You and OL Laremy Tunsil have talked about being a great tackle tandem for every year you've been here. Is this the year where you feel you can make that happen?
"No doubt. No doubt. I do."
What was your reaction to the narrative that you weren't playing right tackle?
"I really don't pay attention. Of course, you see it and people tag you in it but I really don't pay attention. I only worry about what's going on in this building and whatever I can do to help my team and what I put on film. When everyone gets to talking and doing all this, I don't really pay attention. I think it's funny, actually, I mean, I just worry about what I can do day-in and day-out on the field to keep my job and play my job to the most full potential."
What do you think of QB Davis Mills' mustache?

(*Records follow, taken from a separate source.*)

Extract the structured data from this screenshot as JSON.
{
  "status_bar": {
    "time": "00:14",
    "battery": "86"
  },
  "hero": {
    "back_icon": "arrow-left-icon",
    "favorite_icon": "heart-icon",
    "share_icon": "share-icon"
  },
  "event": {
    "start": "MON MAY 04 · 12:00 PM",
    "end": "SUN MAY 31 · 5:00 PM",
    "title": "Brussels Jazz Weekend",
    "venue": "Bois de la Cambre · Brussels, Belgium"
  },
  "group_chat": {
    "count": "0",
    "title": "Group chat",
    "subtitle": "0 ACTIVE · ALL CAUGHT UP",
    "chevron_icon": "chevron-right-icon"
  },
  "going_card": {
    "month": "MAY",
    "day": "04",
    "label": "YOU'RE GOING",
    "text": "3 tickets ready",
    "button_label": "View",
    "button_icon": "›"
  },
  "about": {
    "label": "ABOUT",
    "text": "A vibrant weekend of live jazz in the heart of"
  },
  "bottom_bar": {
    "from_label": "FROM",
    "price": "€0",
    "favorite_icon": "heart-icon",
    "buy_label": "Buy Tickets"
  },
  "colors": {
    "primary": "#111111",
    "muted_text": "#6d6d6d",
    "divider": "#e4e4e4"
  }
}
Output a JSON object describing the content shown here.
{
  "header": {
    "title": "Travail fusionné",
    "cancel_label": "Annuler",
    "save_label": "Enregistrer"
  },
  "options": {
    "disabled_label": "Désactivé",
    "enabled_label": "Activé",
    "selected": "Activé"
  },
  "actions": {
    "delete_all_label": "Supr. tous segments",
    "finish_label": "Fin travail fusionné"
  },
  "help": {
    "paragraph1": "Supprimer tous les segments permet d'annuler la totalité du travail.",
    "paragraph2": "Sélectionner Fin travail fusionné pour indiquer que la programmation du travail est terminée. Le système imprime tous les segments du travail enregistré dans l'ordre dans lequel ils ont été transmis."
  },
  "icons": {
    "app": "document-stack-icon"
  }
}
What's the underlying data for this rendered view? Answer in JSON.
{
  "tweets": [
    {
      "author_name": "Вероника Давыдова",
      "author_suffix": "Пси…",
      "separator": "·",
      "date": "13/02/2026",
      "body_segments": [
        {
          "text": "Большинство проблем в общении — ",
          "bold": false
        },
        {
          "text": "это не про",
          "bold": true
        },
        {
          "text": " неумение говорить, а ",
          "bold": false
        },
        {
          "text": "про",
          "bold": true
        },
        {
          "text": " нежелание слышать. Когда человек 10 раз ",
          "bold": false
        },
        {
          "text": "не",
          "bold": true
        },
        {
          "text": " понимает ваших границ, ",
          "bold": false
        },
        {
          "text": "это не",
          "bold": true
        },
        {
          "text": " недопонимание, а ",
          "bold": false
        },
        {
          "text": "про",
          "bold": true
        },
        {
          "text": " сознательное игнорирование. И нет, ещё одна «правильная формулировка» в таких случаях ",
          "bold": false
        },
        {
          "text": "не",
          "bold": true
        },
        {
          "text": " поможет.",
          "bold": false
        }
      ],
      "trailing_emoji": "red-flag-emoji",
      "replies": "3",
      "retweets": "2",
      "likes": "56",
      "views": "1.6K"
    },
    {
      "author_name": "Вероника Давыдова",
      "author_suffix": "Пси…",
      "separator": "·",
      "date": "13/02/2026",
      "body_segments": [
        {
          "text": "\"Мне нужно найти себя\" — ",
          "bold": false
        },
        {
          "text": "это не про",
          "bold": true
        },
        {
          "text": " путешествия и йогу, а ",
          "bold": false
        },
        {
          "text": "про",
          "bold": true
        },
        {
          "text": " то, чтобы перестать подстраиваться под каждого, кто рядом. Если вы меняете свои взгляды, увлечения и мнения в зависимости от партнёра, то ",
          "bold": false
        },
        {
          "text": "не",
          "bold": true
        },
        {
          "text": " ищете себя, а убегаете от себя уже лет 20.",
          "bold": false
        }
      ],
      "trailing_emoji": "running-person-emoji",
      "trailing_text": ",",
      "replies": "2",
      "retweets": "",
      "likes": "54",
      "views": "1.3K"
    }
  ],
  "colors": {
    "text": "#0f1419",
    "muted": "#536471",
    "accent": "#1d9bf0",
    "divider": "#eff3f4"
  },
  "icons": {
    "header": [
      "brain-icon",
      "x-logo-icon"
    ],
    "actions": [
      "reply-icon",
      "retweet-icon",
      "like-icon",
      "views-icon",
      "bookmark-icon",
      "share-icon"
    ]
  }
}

"I like the mustache. I think it's a good look on him."
How has the chemistry started to gel for the offensive line?
"A.J. (Cann) is an older vet. I think having him beside me is helping me out a lot because there's stuff that he may see, I don't see, and me being a young player being moved around the offensive line a lot. I think there's stuff I've been able to teach him, we just learn from each other. I think getting all these reps in together, building this camaraderie with him day-in and day-out, I know I'm going to like playing beside A.J. (Cann), but him being an addition to this team is going to help this offensive line a lot."